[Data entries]
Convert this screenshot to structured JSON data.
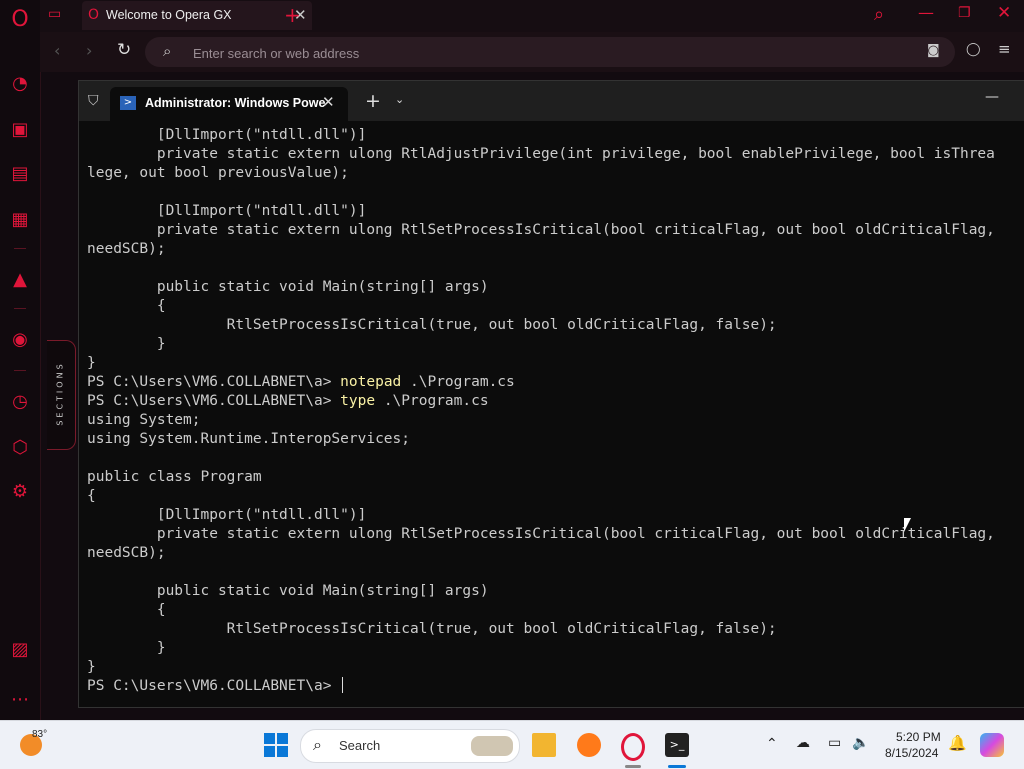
{
  "browser": {
    "tab_title": "Welcome to Opera GX",
    "address_placeholder": "Enter search or web address",
    "sidebar_label": "SECTIONS"
  },
  "terminal": {
    "tab_title": "Administrator: Windows Powe",
    "lines": [
      {
        "text": "        [DllImport(\"ntdll.dll\")]"
      },
      {
        "text": "        private static extern ulong RtlAdjustPrivilege(int privilege, bool enablePrivilege, bool isThrea"
      },
      {
        "text": "lege, out bool previousValue);"
      },
      {
        "text": ""
      },
      {
        "text": "        [DllImport(\"ntdll.dll\")]"
      },
      {
        "text": "        private static extern ulong RtlSetProcessIsCritical(bool criticalFlag, out bool oldCriticalFlag,"
      },
      {
        "text": "needSCB);"
      },
      {
        "text": ""
      },
      {
        "text": "        public static void Main(string[] args)"
      },
      {
        "text": "        {"
      },
      {
        "text": "                RtlSetProcessIsCritical(true, out bool oldCriticalFlag, false);"
      },
      {
        "text": "        }"
      },
      {
        "text": "}"
      },
      {
        "prompt": "PS C:\\Users\\VM6.COLLABNET\\a> ",
        "cmd": "notepad",
        "args": " .\\Program.cs"
      },
      {
        "prompt": "PS C:\\Users\\VM6.COLLABNET\\a> ",
        "cmd": "type",
        "args": " .\\Program.cs"
      },
      {
        "text": "using System;"
      },
      {
        "text": "using System.Runtime.InteropServices;"
      },
      {
        "text": ""
      },
      {
        "text": "public class Program"
      },
      {
        "text": "{"
      },
      {
        "text": "        [DllImport(\"ntdll.dll\")]"
      },
      {
        "text": "        private static extern ulong RtlSetProcessIsCritical(bool criticalFlag, out bool oldCriticalFlag,"
      },
      {
        "text": "needSCB);"
      },
      {
        "text": ""
      },
      {
        "text": "        public static void Main(string[] args)"
      },
      {
        "text": "        {"
      },
      {
        "text": "                RtlSetProcessIsCritical(true, out bool oldCriticalFlag, false);"
      },
      {
        "text": "        }"
      },
      {
        "text": "}"
      },
      {
        "prompt": "PS C:\\Users\\VM6.COLLABNET\\a> ",
        "cursor": true
      }
    ]
  },
  "taskbar": {
    "weather_temp": "83°",
    "search_label": "Search",
    "time": "5:20 PM",
    "date": "8/15/2024"
  }
}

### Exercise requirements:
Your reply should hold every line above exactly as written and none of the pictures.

### Answer:
Convert this screenshot to structured JSON data.
{
  "browser": {
    "tab_title": "Welcome to Opera GX",
    "address_placeholder": "Enter search or web address",
    "sidebar_label": "SECTIONS"
  },
  "terminal": {
    "tab_title": "Administrator: Windows Powe",
    "lines": [
      {
        "text": "        [DllImport(\"ntdll.dll\")]"
      },
      {
        "text": "        private static extern ulong RtlAdjustPrivilege(int privilege, bool enablePrivilege, bool isThrea"
      },
      {
        "text": "lege, out bool previousValue);"
      },
      {
        "text": ""
      },
      {
        "text": "        [DllImport(\"ntdll.dll\")]"
      },
      {
        "text": "        private static extern ulong RtlSetProcessIsCritical(bool criticalFlag, out bool oldCriticalFlag,"
      },
      {
        "text": "needSCB);"
      },
      {
        "text": ""
      },
      {
        "text": "        public static void Main(string[] args)"
      },
      {
        "text": "        {"
      },
      {
        "text": "                RtlSetProcessIsCritical(true, out bool oldCriticalFlag, false);"
      },
      {
        "text": "        }"
      },
      {
        "text": "}"
      },
      {
        "prompt": "PS C:\\Users\\VM6.COLLABNET\\a> ",
        "cmd": "notepad",
        "args": " .\\Program.cs"
      },
      {
        "prompt": "PS C:\\Users\\VM6.COLLABNET\\a> ",
        "cmd": "type",
        "args": " .\\Program.cs"
      },
      {
        "text": "using System;"
      },
      {
        "text": "using System.Runtime.InteropServices;"
      },
      {
        "text": ""
      },
      {
        "text": "public class Program"
      },
      {
        "text": "{"
      },
      {
        "text": "        [DllImport(\"ntdll.dll\")]"
      },
      {
        "text": "        private static extern ulong RtlSetProcessIsCritical(bool criticalFlag, out bool oldCriticalFlag,"
      },
      {
        "text": "needSCB);"
      },
      {
        "text": ""
      },
      {
        "text": "        public static void Main(string[] args)"
      },
      {
        "text": "        {"
      },
      {
        "text": "                RtlSetProcessIsCritical(true, out bool oldCriticalFlag, false);"
      },
      {
        "text": "        }"
      },
      {
        "text": "}"
      },
      {
        "prompt": "PS C:\\Users\\VM6.COLLABNET\\a> ",
        "cursor": true
      }
    ]
  },
  "taskbar": {
    "weather_temp": "83°",
    "search_label": "Search",
    "time": "5:20 PM",
    "date": "8/15/2024"
  }
}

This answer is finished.